#### WORK INSTRUCTION
Type each record below again, with the same words.
↓
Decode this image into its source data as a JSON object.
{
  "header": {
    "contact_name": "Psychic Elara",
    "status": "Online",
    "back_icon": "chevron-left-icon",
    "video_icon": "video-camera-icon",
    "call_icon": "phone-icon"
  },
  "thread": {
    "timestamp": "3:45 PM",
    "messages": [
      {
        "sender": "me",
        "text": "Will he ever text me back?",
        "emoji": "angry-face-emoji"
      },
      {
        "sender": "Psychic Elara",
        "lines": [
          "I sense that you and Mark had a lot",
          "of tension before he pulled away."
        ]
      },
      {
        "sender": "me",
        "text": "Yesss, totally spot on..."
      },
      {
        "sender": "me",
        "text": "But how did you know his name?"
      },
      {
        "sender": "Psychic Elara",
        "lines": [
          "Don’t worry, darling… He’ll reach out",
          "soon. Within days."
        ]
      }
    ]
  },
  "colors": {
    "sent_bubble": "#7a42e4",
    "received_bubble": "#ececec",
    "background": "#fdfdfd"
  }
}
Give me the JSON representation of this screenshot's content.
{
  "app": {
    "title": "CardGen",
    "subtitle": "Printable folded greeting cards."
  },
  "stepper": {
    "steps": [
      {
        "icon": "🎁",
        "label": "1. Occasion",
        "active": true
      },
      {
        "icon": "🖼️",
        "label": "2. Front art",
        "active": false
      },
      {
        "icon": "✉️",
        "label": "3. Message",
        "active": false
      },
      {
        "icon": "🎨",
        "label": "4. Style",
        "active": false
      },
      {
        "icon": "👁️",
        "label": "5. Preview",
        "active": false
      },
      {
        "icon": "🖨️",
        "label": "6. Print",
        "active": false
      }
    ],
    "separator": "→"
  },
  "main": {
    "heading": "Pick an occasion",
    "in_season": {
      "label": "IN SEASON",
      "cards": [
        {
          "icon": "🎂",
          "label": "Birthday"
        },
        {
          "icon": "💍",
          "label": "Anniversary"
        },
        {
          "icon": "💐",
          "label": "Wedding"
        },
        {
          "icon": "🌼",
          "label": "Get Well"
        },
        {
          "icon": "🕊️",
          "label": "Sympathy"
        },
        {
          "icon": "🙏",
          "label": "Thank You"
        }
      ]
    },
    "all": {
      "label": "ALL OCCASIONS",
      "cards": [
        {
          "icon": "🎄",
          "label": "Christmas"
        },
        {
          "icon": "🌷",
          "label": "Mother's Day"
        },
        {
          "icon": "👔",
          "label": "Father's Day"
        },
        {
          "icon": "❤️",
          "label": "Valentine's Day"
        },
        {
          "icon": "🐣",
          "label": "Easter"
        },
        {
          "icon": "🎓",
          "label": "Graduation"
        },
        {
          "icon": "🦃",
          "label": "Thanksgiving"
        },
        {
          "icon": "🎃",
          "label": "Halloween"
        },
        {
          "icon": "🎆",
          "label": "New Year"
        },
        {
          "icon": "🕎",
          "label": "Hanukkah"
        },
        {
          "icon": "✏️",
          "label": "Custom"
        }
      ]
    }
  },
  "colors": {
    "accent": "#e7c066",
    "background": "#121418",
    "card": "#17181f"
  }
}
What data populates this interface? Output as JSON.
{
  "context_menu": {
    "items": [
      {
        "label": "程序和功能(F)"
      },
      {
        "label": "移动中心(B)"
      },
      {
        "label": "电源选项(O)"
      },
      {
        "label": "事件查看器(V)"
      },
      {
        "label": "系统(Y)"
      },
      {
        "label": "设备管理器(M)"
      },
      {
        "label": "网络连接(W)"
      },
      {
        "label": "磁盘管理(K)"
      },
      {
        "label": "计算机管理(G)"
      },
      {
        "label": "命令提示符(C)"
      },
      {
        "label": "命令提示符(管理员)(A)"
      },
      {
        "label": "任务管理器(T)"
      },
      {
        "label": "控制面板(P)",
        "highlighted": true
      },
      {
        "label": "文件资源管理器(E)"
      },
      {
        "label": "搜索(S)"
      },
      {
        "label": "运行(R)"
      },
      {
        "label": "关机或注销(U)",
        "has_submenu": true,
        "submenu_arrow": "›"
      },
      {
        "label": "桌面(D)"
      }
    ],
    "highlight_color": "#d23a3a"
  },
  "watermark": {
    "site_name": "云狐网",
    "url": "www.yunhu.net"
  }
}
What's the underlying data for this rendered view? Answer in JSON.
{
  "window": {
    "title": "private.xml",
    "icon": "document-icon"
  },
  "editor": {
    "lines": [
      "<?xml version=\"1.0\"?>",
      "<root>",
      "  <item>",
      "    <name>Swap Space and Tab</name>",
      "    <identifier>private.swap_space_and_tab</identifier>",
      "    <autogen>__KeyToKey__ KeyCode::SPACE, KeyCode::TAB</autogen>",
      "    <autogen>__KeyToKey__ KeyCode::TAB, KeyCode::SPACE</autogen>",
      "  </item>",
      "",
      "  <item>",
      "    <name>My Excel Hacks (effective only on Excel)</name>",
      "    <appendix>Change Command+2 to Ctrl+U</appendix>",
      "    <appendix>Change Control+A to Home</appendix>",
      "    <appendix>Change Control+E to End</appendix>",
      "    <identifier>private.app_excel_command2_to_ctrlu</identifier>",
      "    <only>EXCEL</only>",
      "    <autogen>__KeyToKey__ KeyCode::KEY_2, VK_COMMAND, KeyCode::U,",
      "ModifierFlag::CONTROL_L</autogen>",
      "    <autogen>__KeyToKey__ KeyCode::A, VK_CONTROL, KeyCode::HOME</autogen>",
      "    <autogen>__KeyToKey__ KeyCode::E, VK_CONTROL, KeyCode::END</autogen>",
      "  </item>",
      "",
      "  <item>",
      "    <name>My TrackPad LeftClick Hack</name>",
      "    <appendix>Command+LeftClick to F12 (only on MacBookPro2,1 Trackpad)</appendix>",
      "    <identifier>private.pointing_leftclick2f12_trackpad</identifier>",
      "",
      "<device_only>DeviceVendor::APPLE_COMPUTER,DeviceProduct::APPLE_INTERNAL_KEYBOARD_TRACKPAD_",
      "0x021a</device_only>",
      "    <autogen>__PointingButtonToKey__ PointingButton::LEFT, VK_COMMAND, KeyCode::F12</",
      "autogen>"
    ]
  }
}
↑
#### RESPONSE TO THE EXERCISE
Decode this image into its source data as a JSON object.
{
  "header": {
    "contact_name": "Psychic Elara",
    "status": "Online",
    "back_icon": "chevron-left-icon",
    "video_icon": "video-camera-icon",
    "call_icon": "phone-icon"
  },
  "thread": {
    "timestamp": "3:45 PM",
    "messages": [
      {
        "sender": "me",
        "text": "Will he ever text me back?",
        "emoji": "angry-face-emoji"
      },
      {
        "sender": "Psychic Elara",
        "lines": [
          "I sense that you and Mark had a lot",
          "of tension before he pulled away."
        ]
      },
      {
        "sender": "me",
        "text": "Yesss, totally spot on..."
      },
      {
        "sender": "me",
        "text": "But how did you know his name?"
      },
      {
        "sender": "Psychic Elara",
        "lines": [
          "Don’t worry, darling… He’ll reach out",
          "soon. Within days."
        ]
      }
    ]
  },
  "colors": {
    "sent_bubble": "#7a42e4",
    "received_bubble": "#ececec",
    "background": "#fdfdfd"
  }
}
Give me the JSON representation of this screenshot's content.
{
  "app": {
    "title": "CardGen",
    "subtitle": "Printable folded greeting cards."
  },
  "stepper": {
    "steps": [
      {
        "icon": "🎁",
        "label": "1. Occasion",
        "active": true
      },
      {
        "icon": "🖼️",
        "label": "2. Front art",
        "active": false
      },
      {
        "icon": "✉️",
        "label": "3. Message",
        "active": false
      },
      {
        "icon": "🎨",
        "label": "4. Style",
        "active": false
      },
      {
        "icon": "👁️",
        "label": "5. Preview",
        "active": false
      },
      {
        "icon": "🖨️",
        "label": "6. Print",
        "active": false
      }
    ],
    "separator": "→"
  },
  "main": {
    "heading": "Pick an occasion",
    "in_season": {
      "label": "IN SEASON",
      "cards": [
        {
          "icon": "🎂",
          "label": "Birthday"
        },
        {
          "icon": "💍",
          "label": "Anniversary"
        },
        {
          "icon": "💐",
          "label": "Wedding"
        },
        {
          "icon": "🌼",
          "label": "Get Well"
        },
        {
          "icon": "🕊️",
          "label": "Sympathy"
        },
        {
          "icon": "🙏",
          "label": "Thank You"
        }
      ]
    },
    "all": {
      "label": "ALL OCCASIONS",
      "cards": [
        {
          "icon": "🎄",
          "label": "Christmas"
        },
        {
          "icon": "🌷",
          "label": "Mother's Day"
        },
        {
          "icon": "👔",
          "label": "Father's Day"
        },
        {
          "icon": "❤️",
          "label": "Valentine's Day"
        },
        {
          "icon": "🐣",
          "label": "Easter"
        },
        {
          "icon": "🎓",
          "label": "Graduation"
        },
        {
          "icon": "🦃",
          "label": "Thanksgiving"
        },
        {
          "icon": "🎃",
          "label": "Halloween"
        },
        {
          "icon": "🎆",
          "label": "New Year"
        },
        {
          "icon": "🕎",
          "label": "Hanukkah"
        },
        {
          "icon": "✏️",
          "label": "Custom"
        }
      ]
    }
  },
  "colors": {
    "accent": "#e7c066",
    "background": "#121418",
    "card": "#17181f"
  }
}
What data populates this interface? Output as JSON.
{
  "context_menu": {
    "items": [
      {
        "label": "程序和功能(F)"
      },
      {
        "label": "移动中心(B)"
      },
      {
        "label": "电源选项(O)"
      },
      {
        "label": "事件查看器(V)"
      },
      {
        "label": "系统(Y)"
      },
      {
        "label": "设备管理器(M)"
      },
      {
        "label": "网络连接(W)"
      },
      {
        "label": "磁盘管理(K)"
      },
      {
        "label": "计算机管理(G)"
      },
      {
        "label": "命令提示符(C)"
      },
      {
        "label": "命令提示符(管理员)(A)"
      },
      {
        "label": "任务管理器(T)"
      },
      {
        "label": "控制面板(P)",
        "highlighted": true
      },
      {
        "label": "文件资源管理器(E)"
      },
      {
        "label": "搜索(S)"
      },
      {
        "label": "运行(R)"
      },
      {
        "label": "关机或注销(U)",
        "has_submenu": true,
        "submenu_arrow": "›"
      },
      {
        "label": "桌面(D)"
      }
    ],
    "highlight_color": "#d23a3a"
  },
  "watermark": {
    "site_name": "云狐网",
    "url": "www.yunhu.net"
  }
}
What's the underlying data for this rendered view? Answer in JSON.
{
  "window": {
    "title": "private.xml",
    "icon": "document-icon"
  },
  "editor": {
    "lines": [
      "<?xml version=\"1.0\"?>",
      "<root>",
      "  <item>",
      "    <name>Swap Space and Tab</name>",
      "    <identifier>private.swap_space_and_tab</identifier>",
      "    <autogen>__KeyToKey__ KeyCode::SPACE, KeyCode::TAB</autogen>",
      "    <autogen>__KeyToKey__ KeyCode::TAB, KeyCode::SPACE</autogen>",
      "  </item>",
      "",
      "  <item>",
      "    <name>My Excel Hacks (effective only on Excel)</name>",
      "    <appendix>Change Command+2 to Ctrl+U</appendix>",
      "    <appendix>Change Control+A to Home</appendix>",
      "    <appendix>Change Control+E to End</appendix>",
      "    <identifier>private.app_excel_command2_to_ctrlu</identifier>",
      "    <only>EXCEL</only>",
      "    <autogen>__KeyToKey__ KeyCode::KEY_2, VK_COMMAND, KeyCode::U,",
      "ModifierFlag::CONTROL_L</autogen>",
      "    <autogen>__KeyToKey__ KeyCode::A, VK_CONTROL, KeyCode::HOME</autogen>",
      "    <autogen>__KeyToKey__ KeyCode::E, VK_CONTROL, KeyCode::END</autogen>",
      "  </item>",
      "",
      "  <item>",
      "    <name>My TrackPad LeftClick Hack</name>",
      "    <appendix>Command+LeftClick to F12 (only on MacBookPro2,1 Trackpad)</appendix>",
      "    <identifier>private.pointing_leftclick2f12_trackpad</identifier>",
      "",
      "<device_only>DeviceVendor::APPLE_COMPUTER,DeviceProduct::APPLE_INTERNAL_KEYBOARD_TRACKPAD_",
      "0x021a</device_only>",
      "    <autogen>__PointingButtonToKey__ PointingButton::LEFT, VK_COMMAND, KeyCode::F12</",
      "autogen>"
    ]
  }
}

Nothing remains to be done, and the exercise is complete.